DATASET:
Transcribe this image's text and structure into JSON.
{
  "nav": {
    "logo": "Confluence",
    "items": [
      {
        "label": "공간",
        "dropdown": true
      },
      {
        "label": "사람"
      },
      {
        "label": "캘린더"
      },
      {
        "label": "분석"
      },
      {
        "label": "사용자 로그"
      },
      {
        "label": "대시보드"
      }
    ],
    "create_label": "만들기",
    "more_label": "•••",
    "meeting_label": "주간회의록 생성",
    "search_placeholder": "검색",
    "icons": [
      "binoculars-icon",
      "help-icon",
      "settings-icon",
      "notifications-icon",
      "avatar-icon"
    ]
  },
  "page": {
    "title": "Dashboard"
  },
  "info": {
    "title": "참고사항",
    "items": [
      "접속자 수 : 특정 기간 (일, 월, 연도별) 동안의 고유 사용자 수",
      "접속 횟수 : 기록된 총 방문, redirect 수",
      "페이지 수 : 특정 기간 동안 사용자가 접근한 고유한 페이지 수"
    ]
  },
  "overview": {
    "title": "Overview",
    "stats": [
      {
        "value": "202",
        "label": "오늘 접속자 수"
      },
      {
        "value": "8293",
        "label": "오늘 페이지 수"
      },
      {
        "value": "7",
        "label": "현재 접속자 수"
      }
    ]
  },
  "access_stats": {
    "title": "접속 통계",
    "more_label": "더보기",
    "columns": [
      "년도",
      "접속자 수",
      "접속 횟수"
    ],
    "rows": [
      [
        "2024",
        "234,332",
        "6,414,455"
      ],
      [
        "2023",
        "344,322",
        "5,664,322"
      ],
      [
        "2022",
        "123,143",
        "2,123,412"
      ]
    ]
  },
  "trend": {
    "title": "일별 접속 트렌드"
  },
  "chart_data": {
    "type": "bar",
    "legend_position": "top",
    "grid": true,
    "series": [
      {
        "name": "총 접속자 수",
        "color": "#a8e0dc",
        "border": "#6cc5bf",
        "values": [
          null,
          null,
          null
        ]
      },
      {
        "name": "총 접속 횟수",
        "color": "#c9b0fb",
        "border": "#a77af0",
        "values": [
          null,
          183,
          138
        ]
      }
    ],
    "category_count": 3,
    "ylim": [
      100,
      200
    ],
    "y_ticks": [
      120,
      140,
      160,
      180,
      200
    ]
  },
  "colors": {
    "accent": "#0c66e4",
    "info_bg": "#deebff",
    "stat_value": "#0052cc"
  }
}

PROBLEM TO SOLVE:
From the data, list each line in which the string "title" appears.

RESULT:
    "title": "Dashboard"
    "title": "참고사항",
    "title": "Overview",
    "title": "접속 통계",
    "title": "일별 접속 트렌드"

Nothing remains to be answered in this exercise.